German tanks and SPGs of the second half of WW2 are often praised as "wonder weapons". Based on what is written about them, one can only come to the conclusion that Germany lost WW2 by accident. This is often said about the "big cats": the Tiger, Panther, and so on. Indeed, Germany's tank industry took a lead in 1943. Thanks to a sudden jump forward, one can argue that Germany had the best heavy and medium tanks. However, it was in the second half of 1943 that the Germans began to lose their grasp on the Eastern Front. A year later, German tank industry was no longer in the lead. The issues it faced were systematic, and despite an arguable second plate in the tank race, the Germans had no future when it came to either the tanks or their armament.
No control and no future
Like other tank building nations, Germany was in crisis at the start of WW2. One can claim that they had a reasonable lineup of tanks, but only without any knowledge of what was going on behind the scenes. Suffice it to say that the Pz.Kpfw.II, the most numerous German tank of the early war (at least among those armed with something bigger than a machine gun), appeared by accident, simply because it was impossible to put either a 20 mm autocannon or a radio operator in the Kleintraktor aka La.S. tank. The result was a completely new tank, with the added twist that the suspension initially designed by MAN was poor and starting with the Pz.Kpfw.II Ausf.c the tank had an independent leaf spring suspension.
|Up until the end of the war, the Pz.Kpfw.IV was one of the main German tanks. Funnily enough, Krupp initially only developed the turret, the rest of the tank sprouted out from that.
|An attempt to design a high speed tank resulted in a situation where only about 50 Pz.Kpfw.III tanks were ready for battle at the start of the Polish campaign. This tank was still relatively uncommon by 1940. There were no consequences for this.
|When the contractor is a perfect match for his client. This is a Pz.Kpfw.I Ausf.F tank with 80 mm of front armour and only two machine guns for armament.
|A Panther crew prays for a swift death to inventors of the Maybach HL 230 engine.
|An attempt at modernizing the armament of the Pz.Kpfw.IV, November 1944. This idea had no future without a modernization of the chassis, which was refused many times over.
|An overloaded chassis was a typical feature of late war German tanks.
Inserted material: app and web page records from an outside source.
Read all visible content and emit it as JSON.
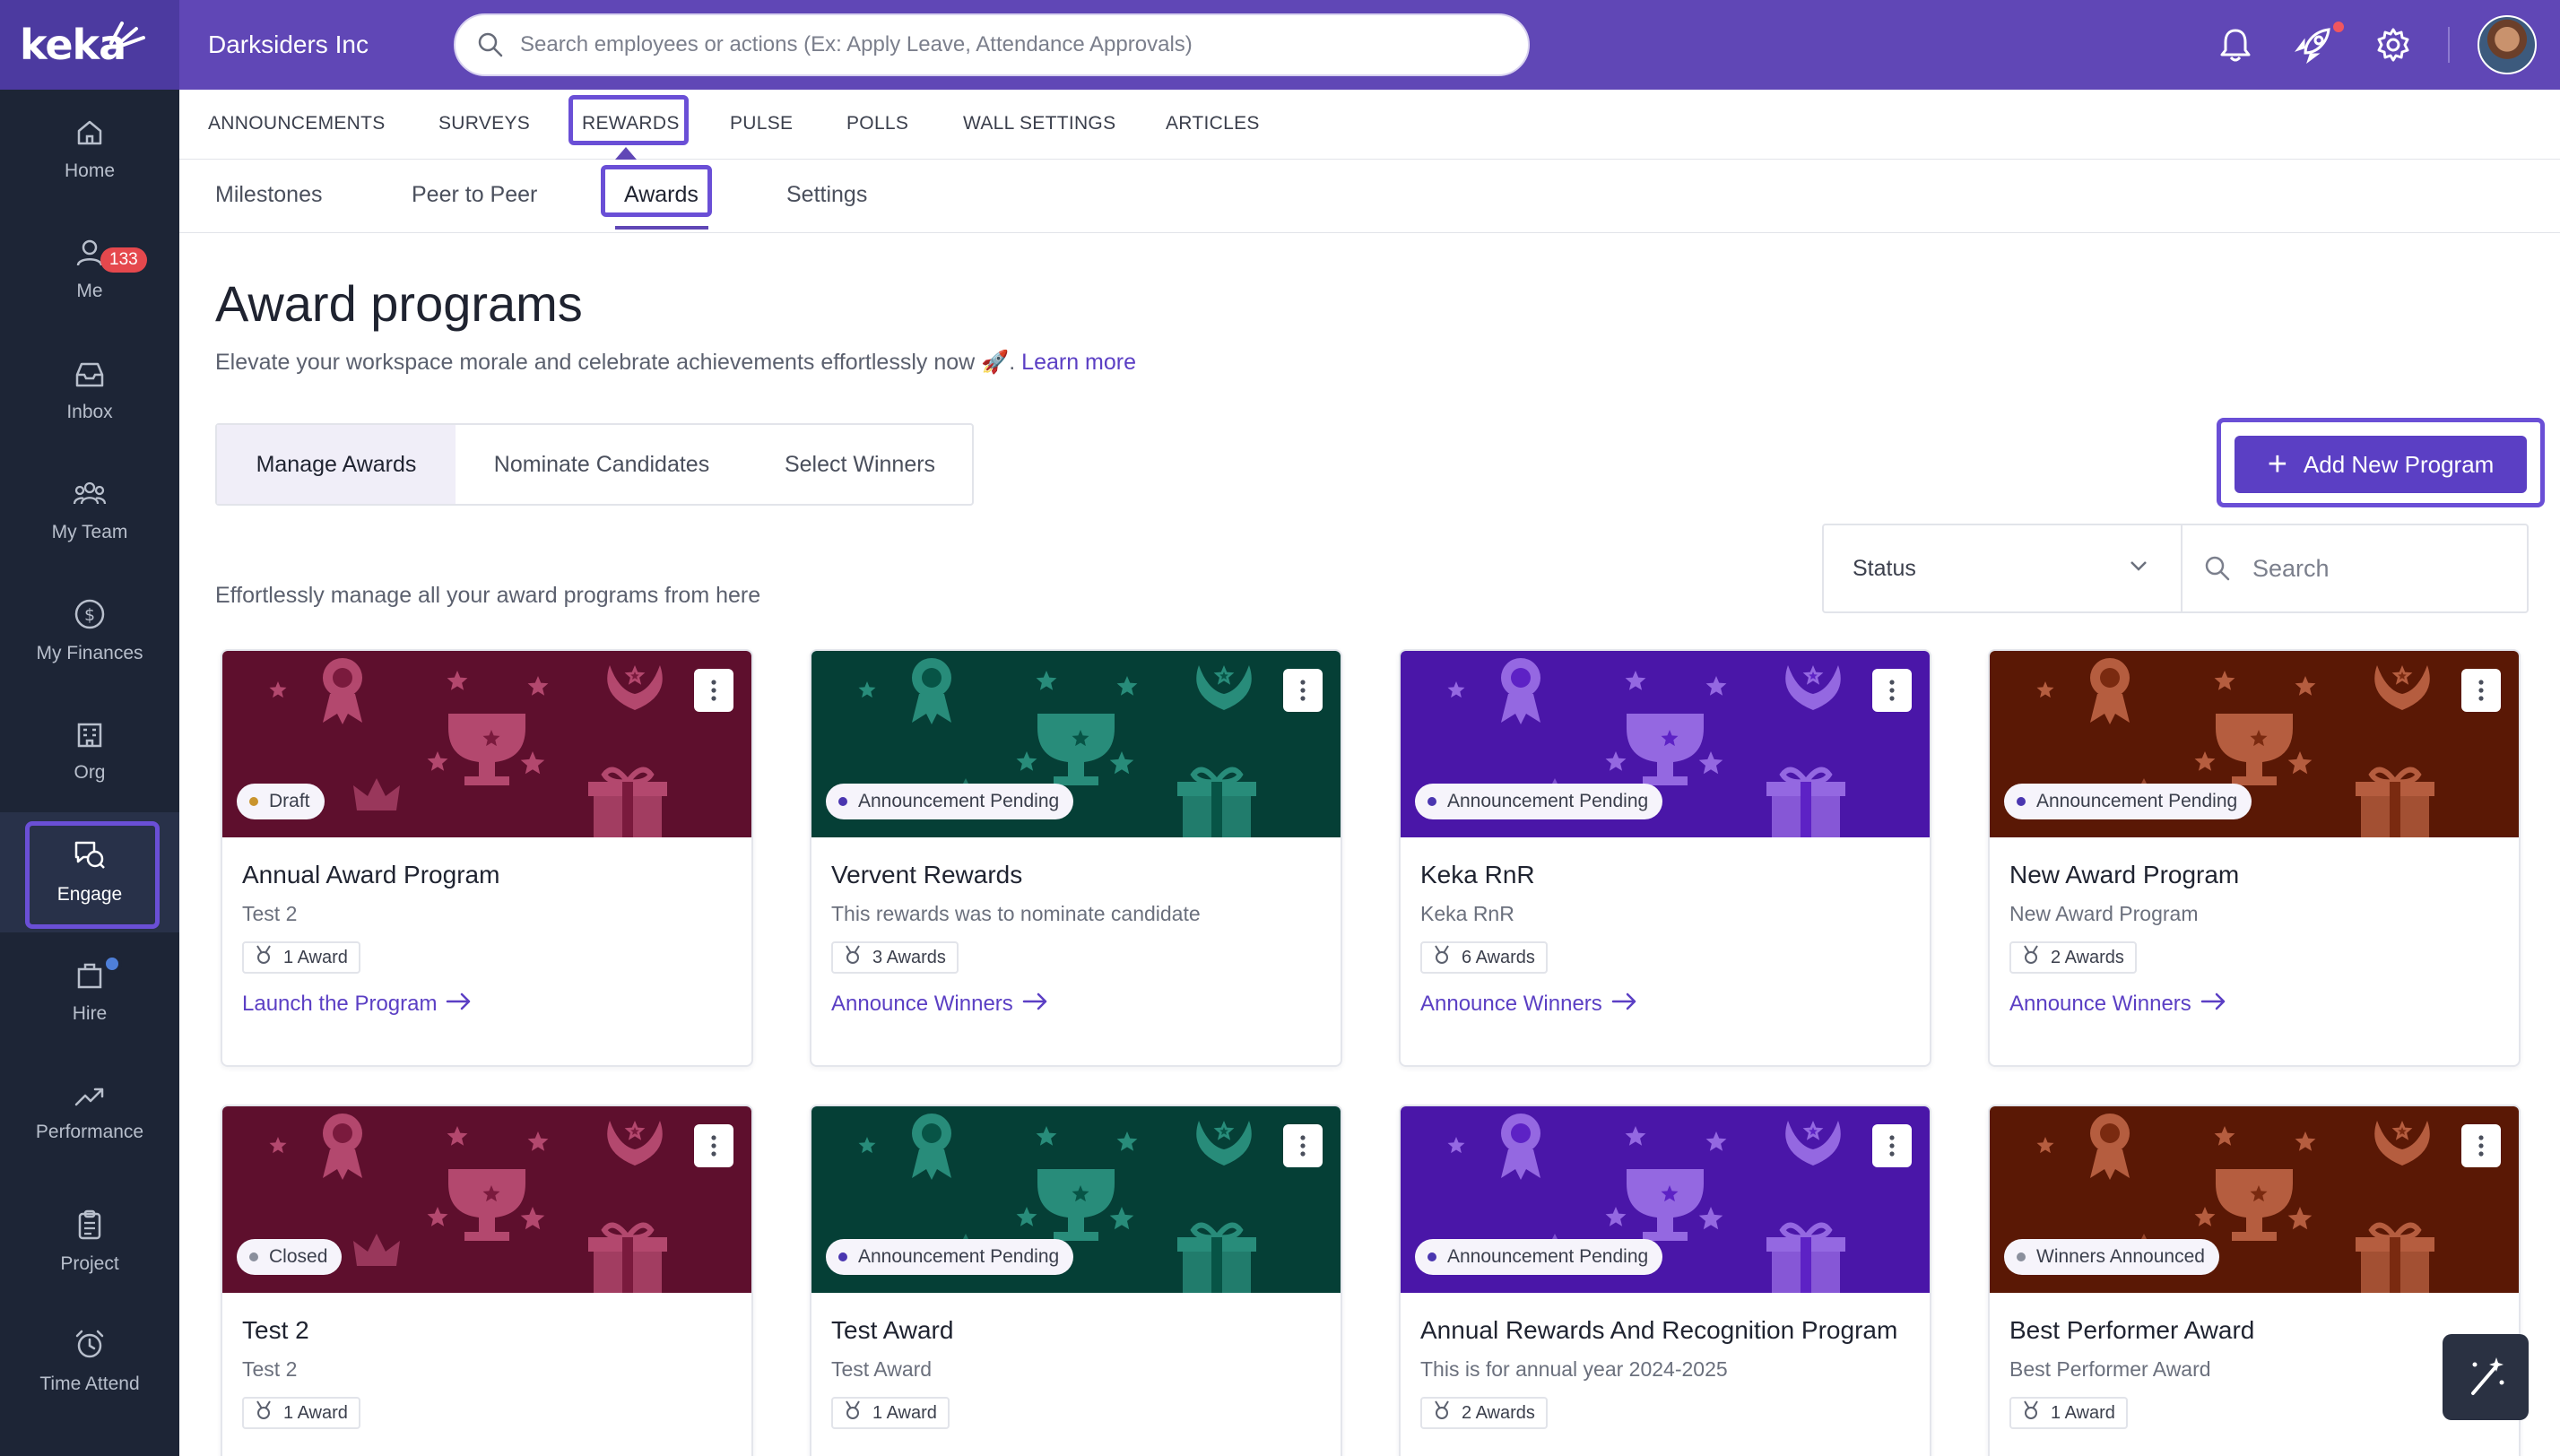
{
  "brand": {
    "logo": "keka",
    "company": "Darksiders Inc"
  },
  "search": {
    "placeholder": "Search employees or actions (Ex: Apply Leave, Attendance Approvals)"
  },
  "sidebar": {
    "items": [
      {
        "label": "Home",
        "icon": "home-icon"
      },
      {
        "label": "Me",
        "icon": "user-icon"
      },
      {
        "label": "Inbox",
        "icon": "inbox-icon",
        "badge": "133"
      },
      {
        "label": "My Team",
        "icon": "team-icon"
      },
      {
        "label": "My Finances",
        "icon": "dollar-icon"
      },
      {
        "label": "Org",
        "icon": "building-icon"
      },
      {
        "label": "Engage",
        "icon": "engage-icon",
        "active": true
      },
      {
        "label": "Hire",
        "icon": "briefcase-icon"
      },
      {
        "label": "Performance",
        "icon": "trend-icon"
      },
      {
        "label": "Project",
        "icon": "clipboard-icon"
      },
      {
        "label": "Time Attend",
        "icon": "alarm-icon"
      }
    ]
  },
  "tabs": [
    "ANNOUNCEMENTS",
    "SURVEYS",
    "REWARDS",
    "PULSE",
    "POLLS",
    "WALL SETTINGS",
    "ARTICLES"
  ],
  "subtabs": [
    "Milestones",
    "Peer to Peer",
    "Awards",
    "Settings"
  ],
  "page": {
    "title": "Award programs",
    "subtitle": "Elevate your workspace morale and celebrate achievements effortlessly now 🚀. ",
    "learn_more": "Learn more",
    "segments": [
      "Manage Awards",
      "Nominate Candidates",
      "Select Winners"
    ],
    "add_button": "Add New Program",
    "status_filter": "Status",
    "search_placeholder": "Search",
    "manage_note": "Effortlessly manage all your award programs from here"
  },
  "colors": {
    "accent": "#5b3fc4",
    "topbar": "#6047b6",
    "sidebar": "#1d2536"
  },
  "cards": [
    {
      "theme": "maroon",
      "status": "Draft",
      "title": "Annual Award Program",
      "desc": "Test 2",
      "awards": "1 Award",
      "link": "Launch the Program"
    },
    {
      "theme": "teal",
      "status": "Announcement Pending",
      "title": "Vervent Rewards",
      "desc": "This rewards was to nominate candidate",
      "awards": "3 Awards",
      "link": "Announce Winners"
    },
    {
      "theme": "purple",
      "status": "Announcement Pending",
      "title": "Keka RnR",
      "desc": "Keka RnR",
      "awards": "6 Awards",
      "link": "Announce Winners"
    },
    {
      "theme": "rust",
      "status": "Announcement Pending",
      "title": "New Award Program",
      "desc": "New Award Program",
      "awards": "2 Awards",
      "link": "Announce Winners"
    },
    {
      "theme": "maroon",
      "status": "Closed",
      "title": "Test 2",
      "desc": "Test 2",
      "awards": "1 Award",
      "link": ""
    },
    {
      "theme": "teal",
      "status": "Announcement Pending",
      "title": "Test Award",
      "desc": "Test Award",
      "awards": "1 Award",
      "link": ""
    },
    {
      "theme": "purple",
      "status": "Announcement Pending",
      "title": "Annual Rewards And Recognition Program",
      "desc": "This is for annual year 2024-2025",
      "awards": "2 Awards",
      "link": ""
    },
    {
      "theme": "rust",
      "status": "Winners Announced",
      "title": "Best Performer Award",
      "desc": "Best Performer Award",
      "awards": "1 Award",
      "link": ""
    }
  ]
}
The result was predictable.
|The E-100 was a good demonstration of the Germans' abilities by the end of the war. This was a grandiose project built for unclear reasons with no chance at mass production.
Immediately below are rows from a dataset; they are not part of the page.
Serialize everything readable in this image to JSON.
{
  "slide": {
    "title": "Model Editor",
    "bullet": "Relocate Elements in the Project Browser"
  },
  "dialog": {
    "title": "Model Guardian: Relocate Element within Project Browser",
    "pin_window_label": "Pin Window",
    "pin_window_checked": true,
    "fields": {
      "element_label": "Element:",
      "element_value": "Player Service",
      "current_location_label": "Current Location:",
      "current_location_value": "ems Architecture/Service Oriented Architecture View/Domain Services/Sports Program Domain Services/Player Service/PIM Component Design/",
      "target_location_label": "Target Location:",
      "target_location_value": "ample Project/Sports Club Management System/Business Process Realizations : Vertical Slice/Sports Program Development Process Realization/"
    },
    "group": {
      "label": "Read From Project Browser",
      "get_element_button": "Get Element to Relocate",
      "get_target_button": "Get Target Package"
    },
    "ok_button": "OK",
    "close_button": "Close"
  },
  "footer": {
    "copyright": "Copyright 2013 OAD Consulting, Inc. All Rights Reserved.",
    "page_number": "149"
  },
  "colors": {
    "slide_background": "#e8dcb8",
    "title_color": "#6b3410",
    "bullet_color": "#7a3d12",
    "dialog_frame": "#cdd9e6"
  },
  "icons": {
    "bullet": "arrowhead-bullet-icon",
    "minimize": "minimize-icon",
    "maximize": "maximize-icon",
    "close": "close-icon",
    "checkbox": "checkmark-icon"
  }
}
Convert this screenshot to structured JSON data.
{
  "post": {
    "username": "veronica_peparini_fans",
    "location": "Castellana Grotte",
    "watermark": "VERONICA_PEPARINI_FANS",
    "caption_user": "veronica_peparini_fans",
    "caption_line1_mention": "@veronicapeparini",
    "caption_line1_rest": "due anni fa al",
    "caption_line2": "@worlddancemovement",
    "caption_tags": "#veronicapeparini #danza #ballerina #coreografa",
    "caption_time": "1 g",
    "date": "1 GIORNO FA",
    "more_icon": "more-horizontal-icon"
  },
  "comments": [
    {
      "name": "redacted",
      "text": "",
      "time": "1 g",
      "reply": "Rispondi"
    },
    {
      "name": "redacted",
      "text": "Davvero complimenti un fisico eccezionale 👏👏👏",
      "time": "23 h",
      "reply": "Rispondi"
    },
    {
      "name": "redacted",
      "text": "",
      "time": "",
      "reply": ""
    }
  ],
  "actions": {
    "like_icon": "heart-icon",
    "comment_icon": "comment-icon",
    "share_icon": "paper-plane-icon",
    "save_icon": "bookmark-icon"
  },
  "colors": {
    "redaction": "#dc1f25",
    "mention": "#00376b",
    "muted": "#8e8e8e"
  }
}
|The biggest producer of the Pz.Kpfw.IV was in Austria, not Germany.
|Nonstop bombings played a role in the failure of German production plans.
|Maybach HL 295, a further development of the HL 234. It never made it into production.
|Simmering-Graz-Pauker Sla 16, an X-shaped tank diesel developed by Porsche K.G.
|A gas turbine developed and built in Dresden on Soviet orders. It was based on a design developed for German tanks.
|The Germans stopped working on truly new tank guns by the end of 1942. Even if they created something new in early 1945, they would still need a year-year and a half to develop it.
|The famous German horseshoe turret. The turret without a bustle was a calling card of the German tank design school and not a feature one could be proud of.
|German tanks gained turret bustles after their creators familiarized themselves with the T-34.
|Victims of observation device optimization. These Panther tanks were shot from the right, where the completely blind loader was located.
|The French were the only ones to build on German tank developments, although without much result.